● ASSIGNMENT
Gather all lines from the material that contain "pecado".

● DATA SHOWN

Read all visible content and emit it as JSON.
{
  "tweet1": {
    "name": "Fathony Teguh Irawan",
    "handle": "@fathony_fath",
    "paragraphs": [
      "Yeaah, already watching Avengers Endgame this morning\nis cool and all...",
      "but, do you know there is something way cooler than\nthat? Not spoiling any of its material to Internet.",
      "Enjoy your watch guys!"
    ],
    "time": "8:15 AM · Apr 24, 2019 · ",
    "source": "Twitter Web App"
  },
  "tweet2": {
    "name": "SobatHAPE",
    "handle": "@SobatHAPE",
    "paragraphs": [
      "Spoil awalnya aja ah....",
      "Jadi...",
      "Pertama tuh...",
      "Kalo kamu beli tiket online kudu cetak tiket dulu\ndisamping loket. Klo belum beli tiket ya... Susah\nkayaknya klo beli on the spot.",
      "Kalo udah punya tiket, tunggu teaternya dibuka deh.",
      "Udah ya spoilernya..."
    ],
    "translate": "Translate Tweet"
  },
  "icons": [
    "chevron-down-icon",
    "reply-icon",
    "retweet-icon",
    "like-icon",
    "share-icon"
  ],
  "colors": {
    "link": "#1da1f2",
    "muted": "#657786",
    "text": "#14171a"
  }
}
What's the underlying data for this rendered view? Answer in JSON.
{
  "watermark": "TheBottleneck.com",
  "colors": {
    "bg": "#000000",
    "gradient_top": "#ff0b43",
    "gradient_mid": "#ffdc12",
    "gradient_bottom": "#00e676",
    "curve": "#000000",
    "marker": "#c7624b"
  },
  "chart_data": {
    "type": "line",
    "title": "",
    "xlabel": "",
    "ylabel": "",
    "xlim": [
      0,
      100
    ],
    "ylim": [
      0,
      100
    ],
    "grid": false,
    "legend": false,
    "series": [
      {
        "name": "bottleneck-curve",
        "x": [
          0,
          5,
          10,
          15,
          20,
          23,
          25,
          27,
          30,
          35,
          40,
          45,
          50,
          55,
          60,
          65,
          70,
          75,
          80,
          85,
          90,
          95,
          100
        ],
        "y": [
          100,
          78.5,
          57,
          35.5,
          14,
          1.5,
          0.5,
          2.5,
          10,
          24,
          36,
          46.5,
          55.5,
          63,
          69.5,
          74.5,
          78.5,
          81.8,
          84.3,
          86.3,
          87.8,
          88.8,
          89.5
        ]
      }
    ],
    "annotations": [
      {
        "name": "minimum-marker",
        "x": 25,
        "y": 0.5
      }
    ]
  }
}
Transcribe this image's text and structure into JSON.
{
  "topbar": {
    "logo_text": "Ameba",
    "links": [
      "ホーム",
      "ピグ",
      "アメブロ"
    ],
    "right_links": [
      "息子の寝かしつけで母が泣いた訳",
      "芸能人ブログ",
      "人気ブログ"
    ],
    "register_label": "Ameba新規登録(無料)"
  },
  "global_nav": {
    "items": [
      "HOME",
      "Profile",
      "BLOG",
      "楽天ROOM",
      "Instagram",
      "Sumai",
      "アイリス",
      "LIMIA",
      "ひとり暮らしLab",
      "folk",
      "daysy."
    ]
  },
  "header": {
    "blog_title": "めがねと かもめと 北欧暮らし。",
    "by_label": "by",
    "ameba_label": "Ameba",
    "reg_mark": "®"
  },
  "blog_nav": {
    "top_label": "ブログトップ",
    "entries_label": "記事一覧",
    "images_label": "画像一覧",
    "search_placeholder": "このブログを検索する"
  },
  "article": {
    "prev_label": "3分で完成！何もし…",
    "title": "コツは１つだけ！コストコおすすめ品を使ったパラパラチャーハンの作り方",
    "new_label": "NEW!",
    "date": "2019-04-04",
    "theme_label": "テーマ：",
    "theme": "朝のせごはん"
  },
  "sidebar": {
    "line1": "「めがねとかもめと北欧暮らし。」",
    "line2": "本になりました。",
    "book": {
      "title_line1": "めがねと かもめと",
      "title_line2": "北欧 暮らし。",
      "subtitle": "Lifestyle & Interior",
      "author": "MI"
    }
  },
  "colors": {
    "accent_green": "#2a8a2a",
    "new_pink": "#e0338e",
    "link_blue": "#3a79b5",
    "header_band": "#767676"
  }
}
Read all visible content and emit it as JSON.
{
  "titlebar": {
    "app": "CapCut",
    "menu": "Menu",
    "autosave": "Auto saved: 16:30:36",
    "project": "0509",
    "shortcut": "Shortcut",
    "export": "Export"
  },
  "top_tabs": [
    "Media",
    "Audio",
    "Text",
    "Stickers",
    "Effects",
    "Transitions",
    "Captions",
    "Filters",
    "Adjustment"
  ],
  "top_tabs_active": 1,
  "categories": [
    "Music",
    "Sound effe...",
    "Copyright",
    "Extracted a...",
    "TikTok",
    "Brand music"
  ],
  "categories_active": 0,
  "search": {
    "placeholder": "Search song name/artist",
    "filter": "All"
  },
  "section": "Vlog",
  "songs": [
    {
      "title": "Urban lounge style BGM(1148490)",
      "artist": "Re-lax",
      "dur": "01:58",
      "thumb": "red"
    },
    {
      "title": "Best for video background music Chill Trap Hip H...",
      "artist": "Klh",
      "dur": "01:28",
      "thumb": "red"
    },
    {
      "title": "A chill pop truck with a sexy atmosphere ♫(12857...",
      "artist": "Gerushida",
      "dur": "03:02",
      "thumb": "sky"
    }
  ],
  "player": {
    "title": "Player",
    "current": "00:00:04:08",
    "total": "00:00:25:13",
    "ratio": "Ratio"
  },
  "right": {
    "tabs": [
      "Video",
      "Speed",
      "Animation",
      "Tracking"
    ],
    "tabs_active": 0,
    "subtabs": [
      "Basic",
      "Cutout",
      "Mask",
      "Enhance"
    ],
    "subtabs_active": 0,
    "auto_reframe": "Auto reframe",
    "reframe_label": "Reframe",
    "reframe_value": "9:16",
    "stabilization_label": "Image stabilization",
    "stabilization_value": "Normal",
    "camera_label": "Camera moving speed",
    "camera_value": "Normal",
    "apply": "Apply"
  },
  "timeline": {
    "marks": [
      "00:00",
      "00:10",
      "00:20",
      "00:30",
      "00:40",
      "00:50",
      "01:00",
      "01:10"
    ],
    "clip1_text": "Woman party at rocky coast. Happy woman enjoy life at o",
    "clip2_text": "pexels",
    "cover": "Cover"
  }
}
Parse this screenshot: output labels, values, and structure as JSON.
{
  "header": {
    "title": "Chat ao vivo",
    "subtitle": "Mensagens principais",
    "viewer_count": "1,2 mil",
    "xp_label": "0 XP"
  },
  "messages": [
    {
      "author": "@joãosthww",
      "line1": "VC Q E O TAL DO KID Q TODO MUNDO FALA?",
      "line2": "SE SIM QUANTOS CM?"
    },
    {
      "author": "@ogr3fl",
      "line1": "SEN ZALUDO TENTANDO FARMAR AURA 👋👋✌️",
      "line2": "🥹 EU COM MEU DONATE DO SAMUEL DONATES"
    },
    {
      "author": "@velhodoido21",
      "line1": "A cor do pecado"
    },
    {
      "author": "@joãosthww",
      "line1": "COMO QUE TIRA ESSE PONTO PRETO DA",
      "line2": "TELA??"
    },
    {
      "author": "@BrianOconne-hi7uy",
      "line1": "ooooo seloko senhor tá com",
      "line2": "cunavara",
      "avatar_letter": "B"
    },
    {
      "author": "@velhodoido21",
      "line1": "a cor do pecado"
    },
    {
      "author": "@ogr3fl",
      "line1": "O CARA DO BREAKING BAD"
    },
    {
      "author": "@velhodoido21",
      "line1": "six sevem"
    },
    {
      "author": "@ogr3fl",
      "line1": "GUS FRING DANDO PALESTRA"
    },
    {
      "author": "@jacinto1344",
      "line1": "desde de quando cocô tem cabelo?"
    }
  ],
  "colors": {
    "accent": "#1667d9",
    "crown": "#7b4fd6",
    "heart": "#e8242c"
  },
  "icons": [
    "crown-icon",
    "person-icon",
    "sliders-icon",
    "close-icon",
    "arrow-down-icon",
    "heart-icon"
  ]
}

● ANSWER TO THIS PROBLEM
      "line1": "A cor do pecado"
      "line1": "a cor do pecado"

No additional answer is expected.